[THE TASK] In the records below, find every line with the word "OLIVEIRA" and copy it.

Source records:
───

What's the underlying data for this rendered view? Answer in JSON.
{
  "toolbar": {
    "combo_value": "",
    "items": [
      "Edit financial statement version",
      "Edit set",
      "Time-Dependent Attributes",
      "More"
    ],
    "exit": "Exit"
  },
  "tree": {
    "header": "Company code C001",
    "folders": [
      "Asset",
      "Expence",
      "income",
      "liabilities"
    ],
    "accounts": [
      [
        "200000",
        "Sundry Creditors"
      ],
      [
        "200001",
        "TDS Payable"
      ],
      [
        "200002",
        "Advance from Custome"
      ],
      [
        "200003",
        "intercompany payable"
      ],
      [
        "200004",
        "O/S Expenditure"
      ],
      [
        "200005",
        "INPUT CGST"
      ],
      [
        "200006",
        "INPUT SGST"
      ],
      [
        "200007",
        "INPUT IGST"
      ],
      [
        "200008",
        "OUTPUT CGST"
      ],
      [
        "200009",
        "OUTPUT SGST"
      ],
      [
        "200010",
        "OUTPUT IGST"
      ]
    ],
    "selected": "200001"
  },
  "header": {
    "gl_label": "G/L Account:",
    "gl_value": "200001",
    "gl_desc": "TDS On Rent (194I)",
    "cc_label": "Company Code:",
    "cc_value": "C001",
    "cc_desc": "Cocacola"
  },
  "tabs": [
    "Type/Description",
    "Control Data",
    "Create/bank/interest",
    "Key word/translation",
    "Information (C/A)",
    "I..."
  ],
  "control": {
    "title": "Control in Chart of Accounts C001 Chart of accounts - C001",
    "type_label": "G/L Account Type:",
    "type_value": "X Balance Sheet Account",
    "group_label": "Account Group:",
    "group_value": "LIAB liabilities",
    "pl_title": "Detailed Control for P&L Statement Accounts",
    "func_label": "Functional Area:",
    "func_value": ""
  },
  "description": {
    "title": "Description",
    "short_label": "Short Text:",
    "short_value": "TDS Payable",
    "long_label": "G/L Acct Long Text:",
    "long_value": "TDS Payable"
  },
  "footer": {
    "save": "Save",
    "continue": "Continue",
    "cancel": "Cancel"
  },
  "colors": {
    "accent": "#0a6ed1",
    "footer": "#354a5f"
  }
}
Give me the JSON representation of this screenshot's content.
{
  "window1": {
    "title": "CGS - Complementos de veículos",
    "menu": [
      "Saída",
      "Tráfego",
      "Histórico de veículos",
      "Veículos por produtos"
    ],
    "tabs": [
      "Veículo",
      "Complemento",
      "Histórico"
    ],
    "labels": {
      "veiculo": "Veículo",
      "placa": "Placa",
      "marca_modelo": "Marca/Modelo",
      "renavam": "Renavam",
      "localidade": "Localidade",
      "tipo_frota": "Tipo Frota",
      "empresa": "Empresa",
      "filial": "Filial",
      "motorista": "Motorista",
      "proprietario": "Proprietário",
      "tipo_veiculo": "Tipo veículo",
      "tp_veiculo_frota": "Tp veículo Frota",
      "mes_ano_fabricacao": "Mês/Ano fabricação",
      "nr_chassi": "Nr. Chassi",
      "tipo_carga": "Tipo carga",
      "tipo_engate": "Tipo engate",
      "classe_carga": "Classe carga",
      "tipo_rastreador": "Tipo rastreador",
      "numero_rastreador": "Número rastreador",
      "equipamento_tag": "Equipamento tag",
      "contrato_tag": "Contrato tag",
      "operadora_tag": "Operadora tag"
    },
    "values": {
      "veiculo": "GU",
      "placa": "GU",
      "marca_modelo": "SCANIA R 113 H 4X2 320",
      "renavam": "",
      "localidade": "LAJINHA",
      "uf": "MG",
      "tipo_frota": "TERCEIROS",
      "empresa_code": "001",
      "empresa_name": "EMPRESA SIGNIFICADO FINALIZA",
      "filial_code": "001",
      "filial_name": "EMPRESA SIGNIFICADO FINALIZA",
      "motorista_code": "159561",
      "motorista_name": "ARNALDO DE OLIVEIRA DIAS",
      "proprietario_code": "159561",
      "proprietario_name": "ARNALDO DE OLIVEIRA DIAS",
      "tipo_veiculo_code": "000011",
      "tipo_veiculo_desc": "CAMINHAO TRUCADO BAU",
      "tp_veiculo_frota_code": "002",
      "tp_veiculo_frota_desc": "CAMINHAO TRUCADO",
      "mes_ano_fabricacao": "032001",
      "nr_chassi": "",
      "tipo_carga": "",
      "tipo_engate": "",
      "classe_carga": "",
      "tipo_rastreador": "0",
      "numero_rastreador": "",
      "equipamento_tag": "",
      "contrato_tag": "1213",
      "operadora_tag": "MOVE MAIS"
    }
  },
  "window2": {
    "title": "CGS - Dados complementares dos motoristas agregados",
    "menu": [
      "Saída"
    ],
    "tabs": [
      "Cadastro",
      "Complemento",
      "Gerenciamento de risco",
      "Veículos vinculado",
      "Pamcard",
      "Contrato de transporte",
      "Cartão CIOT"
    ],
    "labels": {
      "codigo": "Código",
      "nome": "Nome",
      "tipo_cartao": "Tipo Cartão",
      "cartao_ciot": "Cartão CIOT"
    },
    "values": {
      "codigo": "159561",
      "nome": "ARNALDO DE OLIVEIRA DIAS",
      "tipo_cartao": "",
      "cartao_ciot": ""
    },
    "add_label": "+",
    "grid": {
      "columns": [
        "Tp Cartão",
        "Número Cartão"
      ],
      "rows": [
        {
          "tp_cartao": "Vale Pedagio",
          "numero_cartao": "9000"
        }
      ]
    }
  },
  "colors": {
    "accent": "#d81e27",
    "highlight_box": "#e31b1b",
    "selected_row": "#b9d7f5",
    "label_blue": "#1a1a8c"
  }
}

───

[RESPONSE TO THE TASK]
      "motorista_name": "ARNALDO DE OLIVEIRA DIAS",
      "proprietario_name": "ARNALDO DE OLIVEIRA DIAS",
      "nome": "ARNALDO DE OLIVEIRA DIAS",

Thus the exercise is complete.